__Task__: Below is a block of records; please copy all of them exactly.

Data records for software interfaces
+++

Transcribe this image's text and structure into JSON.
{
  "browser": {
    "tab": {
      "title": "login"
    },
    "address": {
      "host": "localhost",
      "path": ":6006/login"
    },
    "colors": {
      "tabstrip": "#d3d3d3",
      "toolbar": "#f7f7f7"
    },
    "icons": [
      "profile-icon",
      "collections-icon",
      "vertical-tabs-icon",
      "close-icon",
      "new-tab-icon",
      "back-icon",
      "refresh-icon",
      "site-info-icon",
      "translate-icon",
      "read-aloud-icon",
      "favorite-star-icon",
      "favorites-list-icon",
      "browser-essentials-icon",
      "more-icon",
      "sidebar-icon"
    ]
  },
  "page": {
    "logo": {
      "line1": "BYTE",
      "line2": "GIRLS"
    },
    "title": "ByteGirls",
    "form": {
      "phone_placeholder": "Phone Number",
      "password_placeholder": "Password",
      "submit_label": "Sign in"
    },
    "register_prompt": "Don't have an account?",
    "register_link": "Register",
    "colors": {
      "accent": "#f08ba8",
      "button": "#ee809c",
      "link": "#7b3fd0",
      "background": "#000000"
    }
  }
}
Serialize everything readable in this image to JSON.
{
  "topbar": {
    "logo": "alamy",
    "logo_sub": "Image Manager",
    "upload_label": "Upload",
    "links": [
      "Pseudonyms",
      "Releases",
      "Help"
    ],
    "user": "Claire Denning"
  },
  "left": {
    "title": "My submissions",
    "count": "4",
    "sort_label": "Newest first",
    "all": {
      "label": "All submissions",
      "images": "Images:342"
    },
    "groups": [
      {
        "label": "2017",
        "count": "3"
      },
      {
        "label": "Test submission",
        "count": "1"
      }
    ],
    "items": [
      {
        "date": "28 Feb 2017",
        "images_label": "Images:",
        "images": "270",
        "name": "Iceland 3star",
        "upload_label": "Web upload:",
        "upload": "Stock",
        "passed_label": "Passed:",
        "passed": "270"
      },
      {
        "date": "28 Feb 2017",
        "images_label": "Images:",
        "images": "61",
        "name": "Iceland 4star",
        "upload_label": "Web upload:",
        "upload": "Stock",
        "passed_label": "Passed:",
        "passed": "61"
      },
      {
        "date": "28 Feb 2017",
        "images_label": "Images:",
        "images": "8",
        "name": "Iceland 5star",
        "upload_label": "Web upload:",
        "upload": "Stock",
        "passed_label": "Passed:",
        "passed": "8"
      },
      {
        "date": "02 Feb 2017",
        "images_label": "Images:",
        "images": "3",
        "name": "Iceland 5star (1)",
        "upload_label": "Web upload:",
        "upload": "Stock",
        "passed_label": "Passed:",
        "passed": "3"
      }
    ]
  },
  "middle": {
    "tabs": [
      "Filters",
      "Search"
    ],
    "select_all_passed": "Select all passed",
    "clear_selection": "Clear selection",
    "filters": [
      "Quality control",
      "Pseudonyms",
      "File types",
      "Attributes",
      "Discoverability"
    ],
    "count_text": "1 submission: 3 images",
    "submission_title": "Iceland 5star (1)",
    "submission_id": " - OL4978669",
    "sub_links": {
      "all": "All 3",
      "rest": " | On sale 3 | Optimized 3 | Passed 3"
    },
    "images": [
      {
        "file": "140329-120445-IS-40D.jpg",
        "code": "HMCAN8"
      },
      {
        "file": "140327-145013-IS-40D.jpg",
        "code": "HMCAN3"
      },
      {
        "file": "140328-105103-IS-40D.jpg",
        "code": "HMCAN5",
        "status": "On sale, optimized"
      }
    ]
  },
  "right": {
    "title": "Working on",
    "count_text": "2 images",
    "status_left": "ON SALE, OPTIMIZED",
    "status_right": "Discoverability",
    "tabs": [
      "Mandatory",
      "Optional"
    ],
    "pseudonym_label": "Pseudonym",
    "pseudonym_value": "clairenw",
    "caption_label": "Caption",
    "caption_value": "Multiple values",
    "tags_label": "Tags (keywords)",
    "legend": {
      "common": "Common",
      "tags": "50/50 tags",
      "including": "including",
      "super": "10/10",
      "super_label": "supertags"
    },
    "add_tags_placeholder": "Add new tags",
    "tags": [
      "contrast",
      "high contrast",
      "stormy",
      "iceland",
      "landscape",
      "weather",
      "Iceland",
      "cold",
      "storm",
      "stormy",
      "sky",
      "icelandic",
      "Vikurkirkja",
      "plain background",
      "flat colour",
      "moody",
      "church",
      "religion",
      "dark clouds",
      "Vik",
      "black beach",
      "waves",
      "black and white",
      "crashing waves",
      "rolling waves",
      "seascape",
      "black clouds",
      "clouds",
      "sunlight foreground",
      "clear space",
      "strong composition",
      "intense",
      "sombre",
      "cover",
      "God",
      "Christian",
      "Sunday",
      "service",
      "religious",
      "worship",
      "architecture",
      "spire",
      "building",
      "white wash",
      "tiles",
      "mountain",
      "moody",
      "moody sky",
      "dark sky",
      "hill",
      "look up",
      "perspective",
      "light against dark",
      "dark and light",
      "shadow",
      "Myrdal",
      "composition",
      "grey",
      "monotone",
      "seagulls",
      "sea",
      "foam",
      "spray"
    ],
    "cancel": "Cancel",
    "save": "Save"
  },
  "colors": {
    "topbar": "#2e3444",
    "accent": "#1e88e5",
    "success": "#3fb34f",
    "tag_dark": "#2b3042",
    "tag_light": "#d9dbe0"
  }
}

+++

__Your response__:
Transcribe this image's text and structure into JSON.
{
  "browser": {
    "tab": {
      "title": "login"
    },
    "address": {
      "host": "localhost",
      "path": ":6006/login"
    },
    "colors": {
      "tabstrip": "#d3d3d3",
      "toolbar": "#f7f7f7"
    },
    "icons": [
      "profile-icon",
      "collections-icon",
      "vertical-tabs-icon",
      "close-icon",
      "new-tab-icon",
      "back-icon",
      "refresh-icon",
      "site-info-icon",
      "translate-icon",
      "read-aloud-icon",
      "favorite-star-icon",
      "favorites-list-icon",
      "browser-essentials-icon",
      "more-icon",
      "sidebar-icon"
    ]
  },
  "page": {
    "logo": {
      "line1": "BYTE",
      "line2": "GIRLS"
    },
    "title": "ByteGirls",
    "form": {
      "phone_placeholder": "Phone Number",
      "password_placeholder": "Password",
      "submit_label": "Sign in"
    },
    "register_prompt": "Don't have an account?",
    "register_link": "Register",
    "colors": {
      "accent": "#f08ba8",
      "button": "#ee809c",
      "link": "#7b3fd0",
      "background": "#000000"
    }
  }
}
Serialize everything readable in this image to JSON.
{
  "topbar": {
    "logo": "alamy",
    "logo_sub": "Image Manager",
    "upload_label": "Upload",
    "links": [
      "Pseudonyms",
      "Releases",
      "Help"
    ],
    "user": "Claire Denning"
  },
  "left": {
    "title": "My submissions",
    "count": "4",
    "sort_label": "Newest first",
    "all": {
      "label": "All submissions",
      "images": "Images:342"
    },
    "groups": [
      {
        "label": "2017",
        "count": "3"
      },
      {
        "label": "Test submission",
        "count": "1"
      }
    ],
    "items": [
      {
        "date": "28 Feb 2017",
        "images_label": "Images:",
        "images": "270",
        "name": "Iceland 3star",
        "upload_label": "Web upload:",
        "upload": "Stock",
        "passed_label": "Passed:",
        "passed": "270"
      },
      {
        "date": "28 Feb 2017",
        "images_label": "Images:",
        "images": "61",
        "name": "Iceland 4star",
        "upload_label": "Web upload:",
        "upload": "Stock",
        "passed_label": "Passed:",
        "passed": "61"
      },
      {
        "date": "28 Feb 2017",
        "images_label": "Images:",
        "images": "8",
        "name": "Iceland 5star",
        "upload_label": "Web upload:",
        "upload": "Stock",
        "passed_label": "Passed:",
        "passed": "8"
      },
      {
        "date": "02 Feb 2017",
        "images_label": "Images:",
        "images": "3",
        "name": "Iceland 5star (1)",
        "upload_label": "Web upload:",
        "upload": "Stock",
        "passed_label": "Passed:",
        "passed": "3"
      }
    ]
  },
  "middle": {
    "tabs": [
      "Filters",
      "Search"
    ],
    "select_all_passed": "Select all passed",
    "clear_selection": "Clear selection",
    "filters": [
      "Quality control",
      "Pseudonyms",
      "File types",
      "Attributes",
      "Discoverability"
    ],
    "count_text": "1 submission: 3 images",
    "submission_title": "Iceland 5star (1)",
    "submission_id": " - OL4978669",
    "sub_links": {
      "all": "All 3",
      "rest": " | On sale 3 | Optimized 3 | Passed 3"
    },
    "images": [
      {
        "file": "140329-120445-IS-40D.jpg",
        "code": "HMCAN8"
      },
      {
        "file": "140327-145013-IS-40D.jpg",
        "code": "HMCAN3"
      },
      {
        "file": "140328-105103-IS-40D.jpg",
        "code": "HMCAN5",
        "status": "On sale, optimized"
      }
    ]
  },
  "right": {
    "title": "Working on",
    "count_text": "2 images",
    "status_left": "ON SALE, OPTIMIZED",
    "status_right": "Discoverability",
    "tabs": [
      "Mandatory",
      "Optional"
    ],
    "pseudonym_label": "Pseudonym",
    "pseudonym_value": "clairenw",
    "caption_label": "Caption",
    "caption_value": "Multiple values",
    "tags_label": "Tags (keywords)",
    "legend": {
      "common": "Common",
      "tags": "50/50 tags",
      "including": "including",
      "super": "10/10",
      "super_label": "supertags"
    },
    "add_tags_placeholder": "Add new tags",
    "tags": [
      "contrast",
      "high contrast",
      "stormy",
      "iceland",
      "landscape",
      "weather",
      "Iceland",
      "cold",
      "storm",
      "stormy",
      "sky",
      "icelandic",
      "Vikurkirkja",
      "plain background",
      "flat colour",
      "moody",
      "church",
      "religion",
      "dark clouds",
      "Vik",
      "black beach",
      "waves",
      "black and white",
      "crashing waves",
      "rolling waves",
      "seascape",
      "black clouds",
      "clouds",
      "sunlight foreground",
      "clear space",
      "strong composition",
      "intense",
      "sombre",
      "cover",
      "God",
      "Christian",
      "Sunday",
      "service",
      "religious",
      "worship",
      "architecture",
      "spire",
      "building",
      "white wash",
      "tiles",
      "mountain",
      "moody",
      "moody sky",
      "dark sky",
      "hill",
      "look up",
      "perspective",
      "light against dark",
      "dark and light",
      "shadow",
      "Myrdal",
      "composition",
      "grey",
      "monotone",
      "seagulls",
      "sea",
      "foam",
      "spray"
    ],
    "cancel": "Cancel",
    "save": "Save"
  },
  "colors": {
    "topbar": "#2e3444",
    "accent": "#1e88e5",
    "success": "#3fb34f",
    "tag_dark": "#2b3042",
    "tag_light": "#d9dbe0"
  }
}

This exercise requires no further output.